Exercise instructions:
Give back the entries in full, exactly as they are written.

Segment Start: Records for the exercise

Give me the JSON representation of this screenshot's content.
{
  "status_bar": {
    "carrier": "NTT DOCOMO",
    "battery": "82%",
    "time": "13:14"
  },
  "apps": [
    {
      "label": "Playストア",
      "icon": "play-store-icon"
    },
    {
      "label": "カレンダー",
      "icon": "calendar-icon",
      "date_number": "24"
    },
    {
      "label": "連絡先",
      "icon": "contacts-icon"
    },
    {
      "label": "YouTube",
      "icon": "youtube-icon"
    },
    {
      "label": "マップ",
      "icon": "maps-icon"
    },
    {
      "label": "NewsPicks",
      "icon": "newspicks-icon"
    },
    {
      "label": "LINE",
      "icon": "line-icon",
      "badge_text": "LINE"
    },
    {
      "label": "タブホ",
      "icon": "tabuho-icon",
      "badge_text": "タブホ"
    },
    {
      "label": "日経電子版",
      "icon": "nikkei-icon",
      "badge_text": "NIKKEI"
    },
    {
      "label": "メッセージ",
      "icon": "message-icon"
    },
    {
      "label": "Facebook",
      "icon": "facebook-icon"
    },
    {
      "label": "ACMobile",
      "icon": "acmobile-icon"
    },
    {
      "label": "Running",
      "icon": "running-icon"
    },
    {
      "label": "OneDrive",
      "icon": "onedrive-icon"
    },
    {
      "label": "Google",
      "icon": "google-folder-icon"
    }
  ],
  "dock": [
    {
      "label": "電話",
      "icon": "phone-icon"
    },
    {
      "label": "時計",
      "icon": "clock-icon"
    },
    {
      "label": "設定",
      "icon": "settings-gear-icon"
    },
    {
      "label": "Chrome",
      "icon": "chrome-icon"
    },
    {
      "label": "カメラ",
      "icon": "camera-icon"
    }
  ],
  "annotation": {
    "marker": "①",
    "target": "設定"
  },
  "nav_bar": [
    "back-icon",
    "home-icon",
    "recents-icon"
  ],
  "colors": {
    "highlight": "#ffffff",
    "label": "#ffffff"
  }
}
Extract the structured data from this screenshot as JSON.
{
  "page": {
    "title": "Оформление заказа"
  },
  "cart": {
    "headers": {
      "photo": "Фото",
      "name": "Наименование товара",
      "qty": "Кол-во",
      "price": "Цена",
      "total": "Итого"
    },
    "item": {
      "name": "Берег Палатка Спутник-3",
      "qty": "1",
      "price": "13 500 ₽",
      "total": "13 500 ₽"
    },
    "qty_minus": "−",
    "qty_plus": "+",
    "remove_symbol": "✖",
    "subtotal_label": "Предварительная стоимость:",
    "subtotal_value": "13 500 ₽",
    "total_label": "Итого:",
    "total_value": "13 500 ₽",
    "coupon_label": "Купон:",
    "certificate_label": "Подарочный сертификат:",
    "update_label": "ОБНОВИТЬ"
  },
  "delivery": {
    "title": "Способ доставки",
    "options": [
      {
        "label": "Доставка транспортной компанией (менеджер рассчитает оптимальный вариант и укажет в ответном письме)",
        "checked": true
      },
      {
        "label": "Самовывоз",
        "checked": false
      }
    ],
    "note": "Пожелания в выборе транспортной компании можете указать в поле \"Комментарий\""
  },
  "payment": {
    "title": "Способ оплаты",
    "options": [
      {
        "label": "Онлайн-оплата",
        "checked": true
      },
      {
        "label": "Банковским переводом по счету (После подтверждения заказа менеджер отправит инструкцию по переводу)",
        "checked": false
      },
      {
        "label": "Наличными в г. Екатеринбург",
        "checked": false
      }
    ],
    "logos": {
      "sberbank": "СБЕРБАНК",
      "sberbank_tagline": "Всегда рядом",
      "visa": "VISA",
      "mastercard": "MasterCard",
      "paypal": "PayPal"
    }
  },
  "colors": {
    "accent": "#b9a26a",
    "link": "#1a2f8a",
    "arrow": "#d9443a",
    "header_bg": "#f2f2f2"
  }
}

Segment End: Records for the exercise

Completed exercise:
Give me the JSON representation of this screenshot's content.
{
  "status_bar": {
    "carrier": "NTT DOCOMO",
    "battery": "82%",
    "time": "13:14"
  },
  "apps": [
    {
      "label": "Playストア",
      "icon": "play-store-icon"
    },
    {
      "label": "カレンダー",
      "icon": "calendar-icon",
      "date_number": "24"
    },
    {
      "label": "連絡先",
      "icon": "contacts-icon"
    },
    {
      "label": "YouTube",
      "icon": "youtube-icon"
    },
    {
      "label": "マップ",
      "icon": "maps-icon"
    },
    {
      "label": "NewsPicks",
      "icon": "newspicks-icon"
    },
    {
      "label": "LINE",
      "icon": "line-icon",
      "badge_text": "LINE"
    },
    {
      "label": "タブホ",
      "icon": "tabuho-icon",
      "badge_text": "タブホ"
    },
    {
      "label": "日経電子版",
      "icon": "nikkei-icon",
      "badge_text": "NIKKEI"
    },
    {
      "label": "メッセージ",
      "icon": "message-icon"
    },
    {
      "label": "Facebook",
      "icon": "facebook-icon"
    },
    {
      "label": "ACMobile",
      "icon": "acmobile-icon"
    },
    {
      "label": "Running",
      "icon": "running-icon"
    },
    {
      "label": "OneDrive",
      "icon": "onedrive-icon"
    },
    {
      "label": "Google",
      "icon": "google-folder-icon"
    }
  ],
  "dock": [
    {
      "label": "電話",
      "icon": "phone-icon"
    },
    {
      "label": "時計",
      "icon": "clock-icon"
    },
    {
      "label": "設定",
      "icon": "settings-gear-icon"
    },
    {
      "label": "Chrome",
      "icon": "chrome-icon"
    },
    {
      "label": "カメラ",
      "icon": "camera-icon"
    }
  ],
  "annotation": {
    "marker": "①",
    "target": "設定"
  },
  "nav_bar": [
    "back-icon",
    "home-icon",
    "recents-icon"
  ],
  "colors": {
    "highlight": "#ffffff",
    "label": "#ffffff"
  }
}
Extract the structured data from this screenshot as JSON.
{
  "page": {
    "title": "Оформление заказа"
  },
  "cart": {
    "headers": {
      "photo": "Фото",
      "name": "Наименование товара",
      "qty": "Кол-во",
      "price": "Цена",
      "total": "Итого"
    },
    "item": {
      "name": "Берег Палатка Спутник-3",
      "qty": "1",
      "price": "13 500 ₽",
      "total": "13 500 ₽"
    },
    "qty_minus": "−",
    "qty_plus": "+",
    "remove_symbol": "✖",
    "subtotal_label": "Предварительная стоимость:",
    "subtotal_value": "13 500 ₽",
    "total_label": "Итого:",
    "total_value": "13 500 ₽",
    "coupon_label": "Купон:",
    "certificate_label": "Подарочный сертификат:",
    "update_label": "ОБНОВИТЬ"
  },
  "delivery": {
    "title": "Способ доставки",
    "options": [
      {
        "label": "Доставка транспортной компанией (менеджер рассчитает оптимальный вариант и укажет в ответном письме)",
        "checked": true
      },
      {
        "label": "Самовывоз",
        "checked": false
      }
    ],
    "note": "Пожелания в выборе транспортной компании можете указать в поле \"Комментарий\""
  },
  "payment": {
    "title": "Способ оплаты",
    "options": [
      {
        "label": "Онлайн-оплата",
        "checked": true
      },
      {
        "label": "Банковским переводом по счету (После подтверждения заказа менеджер отправит инструкцию по переводу)",
        "checked": false
      },
      {
        "label": "Наличными в г. Екатеринбург",
        "checked": false
      }
    ],
    "logos": {
      "sberbank": "СБЕРБАНК",
      "sberbank_tagline": "Всегда рядом",
      "visa": "VISA",
      "mastercard": "MasterCard",
      "paypal": "PayPal"
    }
  },
  "colors": {
    "accent": "#b9a26a",
    "link": "#1a2f8a",
    "arrow": "#d9443a",
    "header_bg": "#f2f2f2"
  }
}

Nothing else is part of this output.